  • Release date:October 25, 1957


Awarded by
Academy of Motion Picture Arts and Sciences Jerome Thoms Best Editing 1957 Nominee
Academy of Motion Picture Arts and Sciences Louis Diage Best Art Direction 1957 Nominee
Academy of Motion Picture Arts and Sciences Viola Lawrence Best Editing 1957 Nominee
Academy of Motion Picture Arts and Sciences Walter Holscher Best Art Direction 1957 Nominee
Academy of Motion Picture Arts and Sciences William Kiernan Best Art Direction 1957 Nominee
Academy of Motion Picture Arts and Sciences Jean Louis Best Costume Design 1957 Nominee
Hollywood Foreign Press Association Frank Sinatra Best Performance by an Actor in a Motion Picture - Musical or Comedy 1957 Winner


Rita Hayworth
as Vera Simpson
Frank Sinatra
as Joey Evans
Kim Novak
as Linda English
Barbara Nichols
as Gladys
Bobby Sherwood
as Ned Galvin
Hank Henry
as Mike Miggins
Elizabeth Patterson
as Mrs. Casey
Robin Morse
as Bartender
Frank Wilcox
as Col. Langley
Pierre Watkin
as Mr. Forsythe
Barry Bernard
as Anderson
Ellie Kent
as Carol
Mara McAfee
as Sabrina
Betty Utey
as Patsy
Bek Nelson
as Lola
Hermes Pan
as Choreographer
George Ford
Gail Bonney
as Heavy-Set Woman
Jane Chung
as Flower Lady
Oliver Cross
Steve Benton
as Electrician
Everett Glass
as Pet Store Owner
Sydney Chatton
Leon Alton
as Printer Salesman
Eddie Bartell
Jean Corbett
as Specialty Dance Double
Joseph Miksak
Henry McCann
as Shorty
James Seay
as Livingston
Tol Avery
as Detective
Frank Sully
as Barker
Al Nalbandian
Franklin Farnum
as Person
John Hubbard
as Stanley
Judy Dan
as Hat Check Girl
Giselle D'Arc
as Vera's Maid
Bess Flowers
as Person

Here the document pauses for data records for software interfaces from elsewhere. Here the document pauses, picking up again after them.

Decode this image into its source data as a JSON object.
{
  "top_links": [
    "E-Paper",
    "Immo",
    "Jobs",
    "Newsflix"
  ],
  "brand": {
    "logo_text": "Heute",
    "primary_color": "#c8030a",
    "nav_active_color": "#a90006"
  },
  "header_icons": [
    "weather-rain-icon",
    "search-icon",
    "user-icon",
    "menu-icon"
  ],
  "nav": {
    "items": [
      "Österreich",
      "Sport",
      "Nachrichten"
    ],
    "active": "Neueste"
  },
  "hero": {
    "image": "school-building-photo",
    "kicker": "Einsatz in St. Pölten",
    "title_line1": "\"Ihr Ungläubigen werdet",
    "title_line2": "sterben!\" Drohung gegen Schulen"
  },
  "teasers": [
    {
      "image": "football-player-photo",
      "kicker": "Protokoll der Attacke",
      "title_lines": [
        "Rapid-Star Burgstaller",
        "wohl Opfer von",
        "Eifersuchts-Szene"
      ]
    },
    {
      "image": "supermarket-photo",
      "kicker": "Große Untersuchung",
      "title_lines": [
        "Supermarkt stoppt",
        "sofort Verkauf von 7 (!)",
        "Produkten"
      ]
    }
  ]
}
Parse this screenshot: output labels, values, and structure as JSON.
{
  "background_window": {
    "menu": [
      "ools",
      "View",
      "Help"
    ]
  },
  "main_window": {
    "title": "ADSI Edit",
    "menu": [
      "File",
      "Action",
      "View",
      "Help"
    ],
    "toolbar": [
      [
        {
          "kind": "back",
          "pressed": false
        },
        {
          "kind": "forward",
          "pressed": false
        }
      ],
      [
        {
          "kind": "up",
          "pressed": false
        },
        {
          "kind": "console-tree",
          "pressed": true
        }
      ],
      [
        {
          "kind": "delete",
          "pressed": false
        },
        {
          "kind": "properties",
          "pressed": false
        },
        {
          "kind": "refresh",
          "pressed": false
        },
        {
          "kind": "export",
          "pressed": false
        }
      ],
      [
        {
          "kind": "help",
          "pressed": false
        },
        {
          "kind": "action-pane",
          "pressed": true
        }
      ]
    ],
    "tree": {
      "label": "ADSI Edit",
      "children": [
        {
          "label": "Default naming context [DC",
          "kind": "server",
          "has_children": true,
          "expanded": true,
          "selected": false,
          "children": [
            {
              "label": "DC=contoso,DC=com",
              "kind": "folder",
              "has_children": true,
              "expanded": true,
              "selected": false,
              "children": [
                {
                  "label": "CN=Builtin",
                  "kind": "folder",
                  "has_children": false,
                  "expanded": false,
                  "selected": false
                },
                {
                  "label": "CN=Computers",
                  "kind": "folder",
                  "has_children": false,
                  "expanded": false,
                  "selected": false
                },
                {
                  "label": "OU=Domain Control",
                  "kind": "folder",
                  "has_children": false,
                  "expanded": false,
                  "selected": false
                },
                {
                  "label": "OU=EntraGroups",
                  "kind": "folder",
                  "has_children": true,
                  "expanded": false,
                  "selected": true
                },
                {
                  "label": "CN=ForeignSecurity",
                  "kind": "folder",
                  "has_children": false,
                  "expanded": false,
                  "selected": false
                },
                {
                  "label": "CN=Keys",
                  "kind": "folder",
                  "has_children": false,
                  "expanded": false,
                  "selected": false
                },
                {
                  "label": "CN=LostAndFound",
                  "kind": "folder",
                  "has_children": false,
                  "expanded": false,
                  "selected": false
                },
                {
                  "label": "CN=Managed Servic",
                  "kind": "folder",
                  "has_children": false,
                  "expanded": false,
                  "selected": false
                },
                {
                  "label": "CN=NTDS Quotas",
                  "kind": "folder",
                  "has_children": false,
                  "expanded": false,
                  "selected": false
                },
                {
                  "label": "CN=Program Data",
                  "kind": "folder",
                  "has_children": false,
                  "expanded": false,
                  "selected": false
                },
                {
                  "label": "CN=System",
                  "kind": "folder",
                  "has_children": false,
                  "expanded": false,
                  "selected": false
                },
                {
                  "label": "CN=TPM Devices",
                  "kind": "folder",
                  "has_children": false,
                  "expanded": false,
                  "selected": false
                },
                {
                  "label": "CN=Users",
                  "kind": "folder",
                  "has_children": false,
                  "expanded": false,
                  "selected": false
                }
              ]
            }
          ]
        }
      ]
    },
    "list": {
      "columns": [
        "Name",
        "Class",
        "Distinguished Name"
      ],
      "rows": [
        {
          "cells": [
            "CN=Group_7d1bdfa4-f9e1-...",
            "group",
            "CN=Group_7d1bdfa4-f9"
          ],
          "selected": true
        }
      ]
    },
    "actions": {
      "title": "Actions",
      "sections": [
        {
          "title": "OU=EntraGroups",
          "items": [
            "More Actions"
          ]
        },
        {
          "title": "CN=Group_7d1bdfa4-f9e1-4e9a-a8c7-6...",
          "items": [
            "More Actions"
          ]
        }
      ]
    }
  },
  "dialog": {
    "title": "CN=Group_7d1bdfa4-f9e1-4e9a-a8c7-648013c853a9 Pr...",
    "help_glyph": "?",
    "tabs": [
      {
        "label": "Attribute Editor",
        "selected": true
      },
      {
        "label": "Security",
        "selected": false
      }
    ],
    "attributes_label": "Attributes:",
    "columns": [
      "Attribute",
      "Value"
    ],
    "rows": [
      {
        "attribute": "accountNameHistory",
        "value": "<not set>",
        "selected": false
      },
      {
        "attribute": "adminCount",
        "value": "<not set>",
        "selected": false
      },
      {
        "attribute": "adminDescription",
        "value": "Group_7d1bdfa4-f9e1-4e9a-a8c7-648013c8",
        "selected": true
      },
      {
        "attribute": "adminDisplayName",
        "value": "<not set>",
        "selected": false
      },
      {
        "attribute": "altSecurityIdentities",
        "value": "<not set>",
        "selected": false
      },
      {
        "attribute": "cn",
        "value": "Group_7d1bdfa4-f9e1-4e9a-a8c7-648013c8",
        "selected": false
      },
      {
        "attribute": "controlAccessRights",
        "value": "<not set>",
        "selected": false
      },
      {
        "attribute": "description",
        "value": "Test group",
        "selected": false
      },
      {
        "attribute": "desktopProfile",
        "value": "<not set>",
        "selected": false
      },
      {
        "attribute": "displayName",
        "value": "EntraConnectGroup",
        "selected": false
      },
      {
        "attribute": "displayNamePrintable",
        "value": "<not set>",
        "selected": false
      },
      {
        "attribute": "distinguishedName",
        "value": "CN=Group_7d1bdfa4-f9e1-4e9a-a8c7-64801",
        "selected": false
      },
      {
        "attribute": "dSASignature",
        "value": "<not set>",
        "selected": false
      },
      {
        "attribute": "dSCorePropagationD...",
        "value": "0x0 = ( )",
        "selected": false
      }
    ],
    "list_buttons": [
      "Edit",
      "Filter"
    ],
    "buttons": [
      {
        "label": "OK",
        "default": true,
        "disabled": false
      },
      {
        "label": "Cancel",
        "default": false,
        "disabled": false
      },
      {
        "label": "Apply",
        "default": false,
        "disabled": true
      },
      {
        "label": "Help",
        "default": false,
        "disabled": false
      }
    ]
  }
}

George Sidney
Fred Kohlmar
Dorothy Kingsley
Harold Lipstein
Morris W. Stoloff
Musical Direction/Supervision
George Duning
Composer (Music Score)
Nelson Riddle
Composer (Music Score)
Richard Rodgers
From Musical by
Viola Lawrence
Jerome Thoms
Walter Holscher
Art Director
Louis Diage
Set Designer
William Kiernan
Set Designer
Jean Louis
Costume Designer
Hermes Pan